What’s the difference between mindfulness and meditation?

The main difference between mindfulness and meditation is that meditation is a set of techniques that train your awareness.

Mindfulness, on the other hand, can refer to any activity you do throughout your day that involves focusing attention on what’s happening in the present moment, as well as other practices that improve wellbeing like gratitude and breathing exercises.

Is it better to meditate with eyes open or closed?

Definition of mindfulness eyes closed meditation
Eyes closed is most common, but some meditation traditions advocate for keeping your eyes open

There is no “right” way to meditate. Some people prefer to meditate with their eyes closed, while others find it easier to focus when their eyes are open.

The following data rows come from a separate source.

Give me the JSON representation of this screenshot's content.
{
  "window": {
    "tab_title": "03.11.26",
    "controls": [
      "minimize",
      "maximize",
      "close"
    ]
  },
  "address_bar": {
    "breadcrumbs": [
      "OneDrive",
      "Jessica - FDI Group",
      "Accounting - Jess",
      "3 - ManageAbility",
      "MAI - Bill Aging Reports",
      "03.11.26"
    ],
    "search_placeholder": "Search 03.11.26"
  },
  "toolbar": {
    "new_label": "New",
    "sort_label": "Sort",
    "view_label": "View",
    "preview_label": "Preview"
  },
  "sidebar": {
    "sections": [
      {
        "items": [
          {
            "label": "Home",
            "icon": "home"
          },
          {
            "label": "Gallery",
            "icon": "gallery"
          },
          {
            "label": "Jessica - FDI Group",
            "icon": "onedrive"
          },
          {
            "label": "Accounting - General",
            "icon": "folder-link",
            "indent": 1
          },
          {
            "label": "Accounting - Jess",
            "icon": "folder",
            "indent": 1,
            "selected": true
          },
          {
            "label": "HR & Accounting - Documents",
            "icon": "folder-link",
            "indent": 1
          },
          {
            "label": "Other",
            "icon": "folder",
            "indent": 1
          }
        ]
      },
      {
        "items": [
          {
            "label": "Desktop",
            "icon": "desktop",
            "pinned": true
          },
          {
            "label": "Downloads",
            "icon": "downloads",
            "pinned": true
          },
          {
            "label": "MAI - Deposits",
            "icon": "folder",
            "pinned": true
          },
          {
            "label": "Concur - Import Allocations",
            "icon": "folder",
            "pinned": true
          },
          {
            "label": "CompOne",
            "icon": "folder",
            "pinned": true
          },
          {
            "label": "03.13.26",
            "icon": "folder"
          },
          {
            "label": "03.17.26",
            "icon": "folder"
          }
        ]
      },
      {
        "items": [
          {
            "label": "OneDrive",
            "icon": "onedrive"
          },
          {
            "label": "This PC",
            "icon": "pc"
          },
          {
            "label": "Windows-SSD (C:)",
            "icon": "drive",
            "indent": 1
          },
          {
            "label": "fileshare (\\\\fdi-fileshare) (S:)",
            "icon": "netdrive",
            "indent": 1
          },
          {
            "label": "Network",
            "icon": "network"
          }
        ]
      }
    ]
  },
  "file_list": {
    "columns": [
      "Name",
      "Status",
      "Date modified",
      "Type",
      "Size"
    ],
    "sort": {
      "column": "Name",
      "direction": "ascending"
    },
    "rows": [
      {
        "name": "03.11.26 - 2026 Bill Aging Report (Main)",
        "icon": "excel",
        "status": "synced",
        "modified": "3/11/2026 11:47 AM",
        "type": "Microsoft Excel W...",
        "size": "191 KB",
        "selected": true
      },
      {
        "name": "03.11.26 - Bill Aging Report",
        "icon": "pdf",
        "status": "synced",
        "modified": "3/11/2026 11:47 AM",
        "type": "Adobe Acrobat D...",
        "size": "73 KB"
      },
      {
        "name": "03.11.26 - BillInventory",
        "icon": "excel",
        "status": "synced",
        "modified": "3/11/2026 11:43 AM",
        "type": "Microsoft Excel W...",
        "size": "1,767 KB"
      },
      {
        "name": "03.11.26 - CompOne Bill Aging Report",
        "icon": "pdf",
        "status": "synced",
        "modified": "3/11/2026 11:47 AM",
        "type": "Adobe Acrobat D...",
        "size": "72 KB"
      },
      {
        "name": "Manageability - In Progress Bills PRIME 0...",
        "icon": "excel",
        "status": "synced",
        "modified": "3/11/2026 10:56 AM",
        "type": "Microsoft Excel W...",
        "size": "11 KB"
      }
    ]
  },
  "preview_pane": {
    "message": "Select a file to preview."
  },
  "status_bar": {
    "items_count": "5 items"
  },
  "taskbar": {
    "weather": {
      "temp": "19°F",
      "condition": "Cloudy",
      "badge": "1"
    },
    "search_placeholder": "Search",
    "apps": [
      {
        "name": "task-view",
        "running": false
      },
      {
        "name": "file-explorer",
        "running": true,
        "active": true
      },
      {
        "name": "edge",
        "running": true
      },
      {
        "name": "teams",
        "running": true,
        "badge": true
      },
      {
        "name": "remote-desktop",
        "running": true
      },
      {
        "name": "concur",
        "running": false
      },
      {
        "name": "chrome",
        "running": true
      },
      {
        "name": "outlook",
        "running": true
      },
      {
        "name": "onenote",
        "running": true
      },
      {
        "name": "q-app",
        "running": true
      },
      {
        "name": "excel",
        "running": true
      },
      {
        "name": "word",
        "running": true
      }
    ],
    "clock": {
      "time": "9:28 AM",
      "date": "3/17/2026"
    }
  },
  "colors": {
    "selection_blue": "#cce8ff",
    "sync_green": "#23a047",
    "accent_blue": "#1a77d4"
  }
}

Meditation with your eyes closed is the most common. One of the benefits is that you’re able to reduce visual distractions.

A common reason some people prefer to meditate with their eyes open is that they find themselves falling asleep when their eyes are closed. In addition, with certain meditation practices like Zen Meditation, your eyes traditionally remain open.

Allow yourself to experiment and see what works best for you.

Can mindfulness help with intrusive thoughts?

Yes. Mindfulness can help with intrusive thoughts.

When you’re practicing mindfulness, you’re more likely to be aware of your thoughts and feelings without judgment.

This can help you better manage any intrusive thoughts that may pop up. Mindfulness can also help you stay grounded and focused during stressful situations.

Can mindfulness help with anger?

Mindfulness and anger
Mindfulness can help create space between a trigger, and your reaction to it

Yes. Mindfulness can be a productive way to help with anger.

First, when you’re mindful, you’re more aware of your thoughts and feelings, and you can better manage them. That means that when angry thoughts come up, you can pause to consider them before reacting.

Second, mindfulness can help you understand why you’re angry, and what your triggers are. Often, we experience anger, but don’t exactly know what’s causing it. When we stay aware of our thoughts, we’re able to better understand the patterns that lead to the emotion of anger.

Third, mindfulness can help you manage your reactions once you’re triggered and become angry. Whether it’s pausing before responding, taking a short break, using breathing exercises or communicating in a compassionate and empathetic way, mindfulness can help us deal with anger in a healthier way.

How can I be more mindful?

Mindfulness starts with intention, so if you’re asking the question “how can I be more mindful?”, you’re already halfway there.

First, set an intention to stay in better touch with your thoughts and feelings, and to bring yourself back to the present moment when you drift into ruminations.

Then, reinforce this intention by creating a mindfulness practice. Start by experimenting with different mindfulness techniques that resonate with you, whether that’s gratitude, breathwork, meditation, yoga, journaling, or something else.

Finally, stick with it. Mindfulness is a lifelong pursuit.

Learning more about mindfulness

Interested in exploring mindfulness further? Dive into these additional resources: